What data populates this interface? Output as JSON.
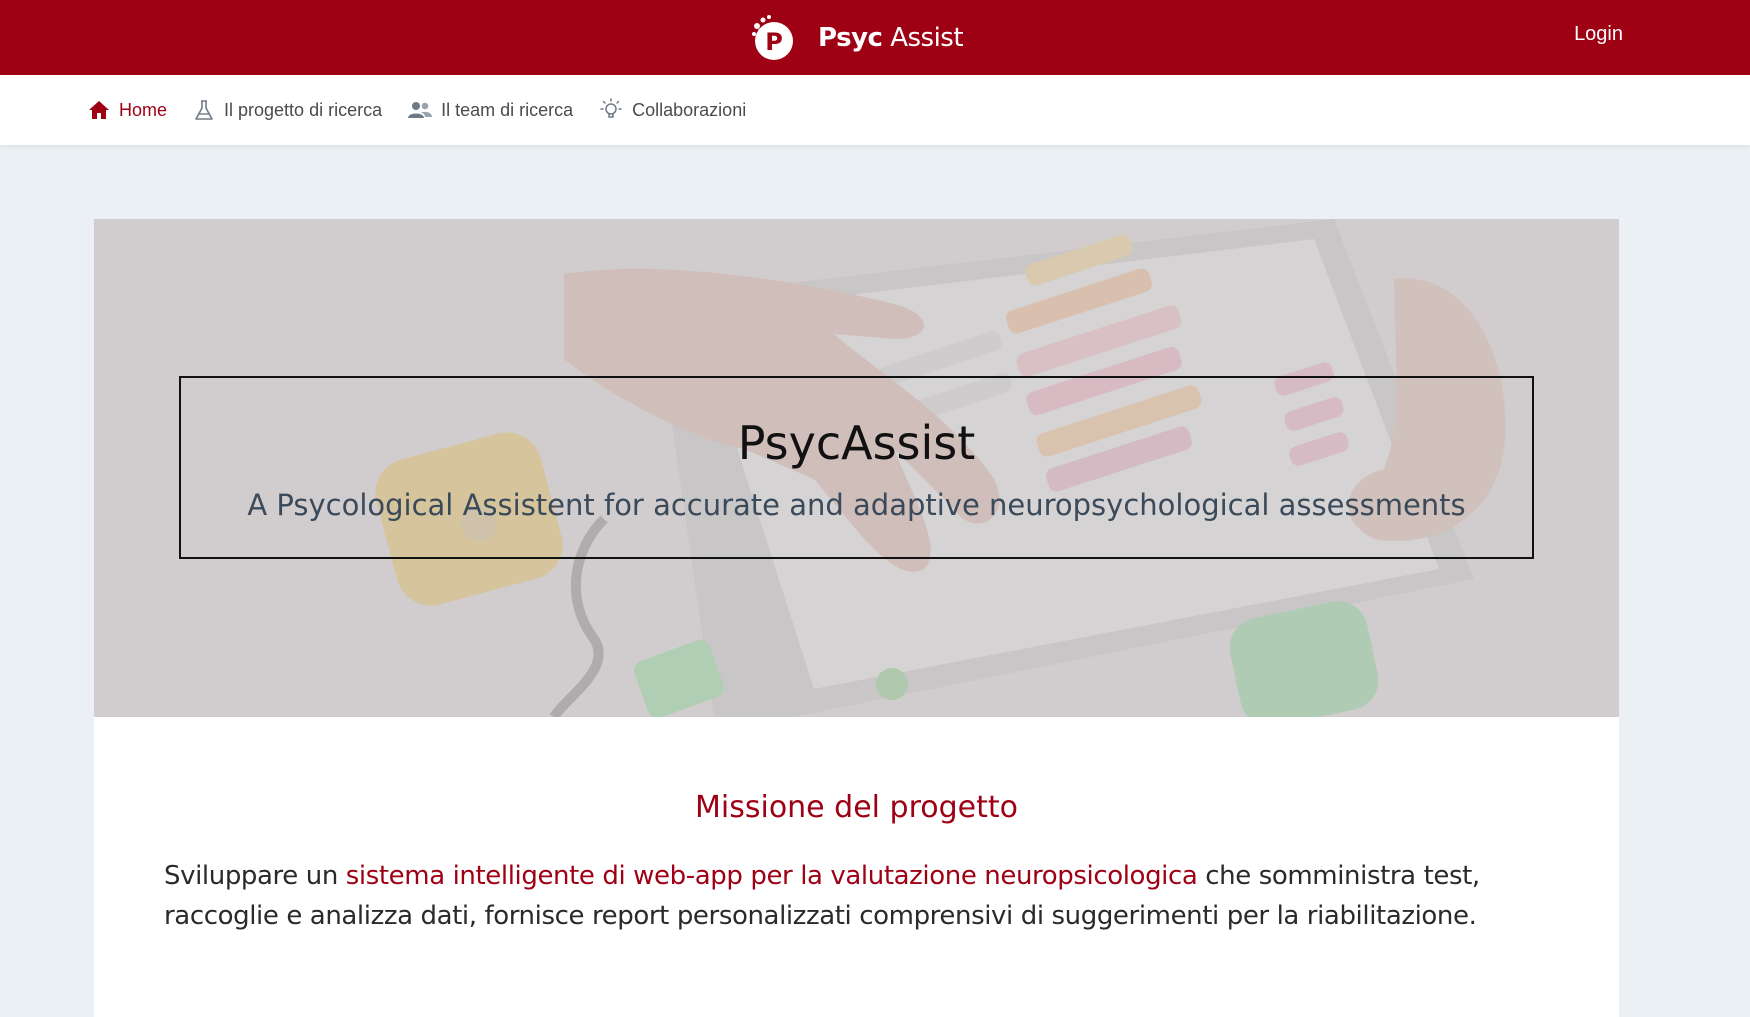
{
  "header": {
    "brand_part1": "Psyc",
    "brand_part2": "Assist",
    "logo_letter": "P",
    "login_label": "Login"
  },
  "nav": {
    "items": [
      {
        "label": "Home",
        "icon": "home-icon",
        "active": true
      },
      {
        "label": "Il progetto di ricerca",
        "icon": "flask-icon",
        "active": false
      },
      {
        "label": "Il team di ricerca",
        "icon": "people-icon",
        "active": false
      },
      {
        "label": "Collaborazioni",
        "icon": "lightbulb-icon",
        "active": false
      }
    ]
  },
  "hero": {
    "title": "PsycAssist",
    "subtitle": "A Psycological Assistent for accurate and adaptive neuropsychological assessments"
  },
  "mission": {
    "title": "Missione del progetto",
    "text_before": "Sviluppare un ",
    "text_highlight": "sistema intelligente di web-app per la valutazione neuropsicologica",
    "text_after": " che somministra test, raccoglie e analizza dati, fornisce report personalizzati comprensivi di suggerimenti per la riabilitazione."
  },
  "colors": {
    "brand": "#9e0014",
    "background": "#eaf0f3",
    "text": "#2a2a2a"
  }
}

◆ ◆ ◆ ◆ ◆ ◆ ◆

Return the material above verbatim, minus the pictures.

What data populates this interface? Output as JSON.
{
  "header": {
    "brand_part1": "Psyc",
    "brand_part2": "Assist",
    "logo_letter": "P",
    "login_label": "Login"
  },
  "nav": {
    "items": [
      {
        "label": "Home",
        "icon": "home-icon",
        "active": true
      },
      {
        "label": "Il progetto di ricerca",
        "icon": "flask-icon",
        "active": false
      },
      {
        "label": "Il team di ricerca",
        "icon": "people-icon",
        "active": false
      },
      {
        "label": "Collaborazioni",
        "icon": "lightbulb-icon",
        "active": false
      }
    ]
  },
  "hero": {
    "title": "PsycAssist",
    "subtitle": "A Psycological Assistent for accurate and adaptive neuropsychological assessments"
  },
  "mission": {
    "title": "Missione del progetto",
    "text_before": "Sviluppare un ",
    "text_highlight": "sistema intelligente di web-app per la valutazione neuropsicologica",
    "text_after": " che somministra test, raccoglie e analizza dati, fornisce report personalizzati comprensivi di suggerimenti per la riabilitazione."
  },
  "colors": {
    "brand": "#9e0014",
    "background": "#eaf0f3",
    "text": "#2a2a2a"
  }
}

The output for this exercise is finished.